The Science of Diversity is a method of teaching universal, scientific reasoning as a tool to overcome dialog barriers and move forward in polarizing conversations. This method addresses fundamental weaknesses in the way we communicate and provide learners with the necessary skills to approach conversations about diversity issues scientifically. People do not always think of scientific reasoning as a path to understanding in emotionally charged conflicts. However, the nature of scientific reasoning causes us to pause, reflect, look to data for insight and reach scientific consensus.

The Science of Diversity method recognizes that in order to comprehend the complexities of our biases, it is necessary to understand their biological and psychological underpinnings. Many of the current agenda driven diversity and racial sensitivity programs have failed to recognize that people have biases deeply rooted in their personal memories and histories.

The Science of Diversity method stands out from such programs by recognizing that commanding people to get rid of their biases is often akin to asking them to shed their very legacies and identities. Diversity issues are nuanced, but without the ability to have truly open discussions, people will not feel safe to express their ideas, and real understanding and growth cannot be achieved.
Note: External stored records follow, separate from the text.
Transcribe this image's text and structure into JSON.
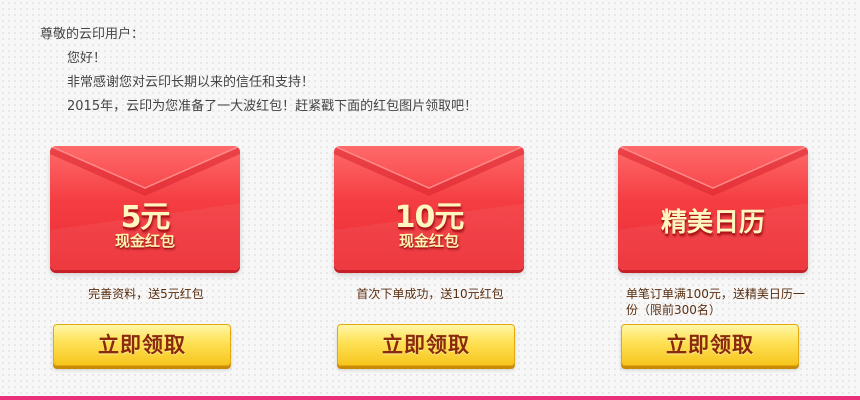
{
  "intro": {
    "greeting": "尊敬的云印用户：",
    "hello": "您好！",
    "thanks": "非常感谢您对云印长期以来的信任和支持！",
    "announcement": "2015年，云印为您准备了一大波红包！赶紧戳下面的红包图片领取吧！"
  },
  "cards": [
    {
      "amount": "5元",
      "subtitle": "现金红包",
      "desc": "完善资料，送5元红包",
      "button": "立即领取"
    },
    {
      "amount": "10元",
      "subtitle": "现金红包",
      "desc": "首次下单成功，送10元红包",
      "button": "立即领取"
    },
    {
      "title": "精美日历",
      "desc": "单笔订单满100元，送精美日历一份（限前300名）",
      "button": "立即领取"
    }
  ],
  "colors": {
    "envelope": "#f43d42",
    "button": "#ffe35a",
    "button_text": "#8a2a0a",
    "accent_bar": "#e8317a"
  }
}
This session will help participants to:

– Differentiate between the Science of Diversity method and traditional diversity approaches

– Understand the psychological process of the intergenerational transmission of injustice

– Examine the legacy of injustice & polarization.

Mona, Brian & Marcelle

Dr. Mona Sue Weissmark is an award-winning professor, researcher, and author. Her work on the science of diversity® has received global recognition, and she is widely recognized as a leading expert on diversity, inclusion, and polarized groups. Dr Weissmark is best known for her groundbreaking social experiment of bringing together descendants of slaves and slaveowners, and descendants of Holocaust survivors and Nazis at Harvard University. She teaches the ‘Psychology of Diversity’ course and conducts research on the science of diversity at Harvard, and her work has been featured in major publications such as the New York Times, The Guardian, JUF News, Harvard Magazine and many others.

Marcelle Giovannetti is a full time Assistant Professor in Messiah University’s Graduate Counseling Program in Pennsylvania, and also works part-time as a clinician in private practice at Purposefully Soaring LLC. She has presented on numerous occasions at national, regional, state and local conferences. Marcelle serves as a Teaching Assistant to Dr. Mona Sue Weissmark in the Psychology of Diversity course taught at Harvard.

Brian Chin, one of Dr. Mona Sue Weissmark’s research and teaching assistants, is a current graduate student at Harvard University. Brian graduated from Rutgers University with a Bachelor’s degree in Psychology, and also served with distinction in the U.S Army (2011-2019) as an enlisted soldier specializing in Psychological Operations, a branch of the U.S Army focusing on Psychological Warfare.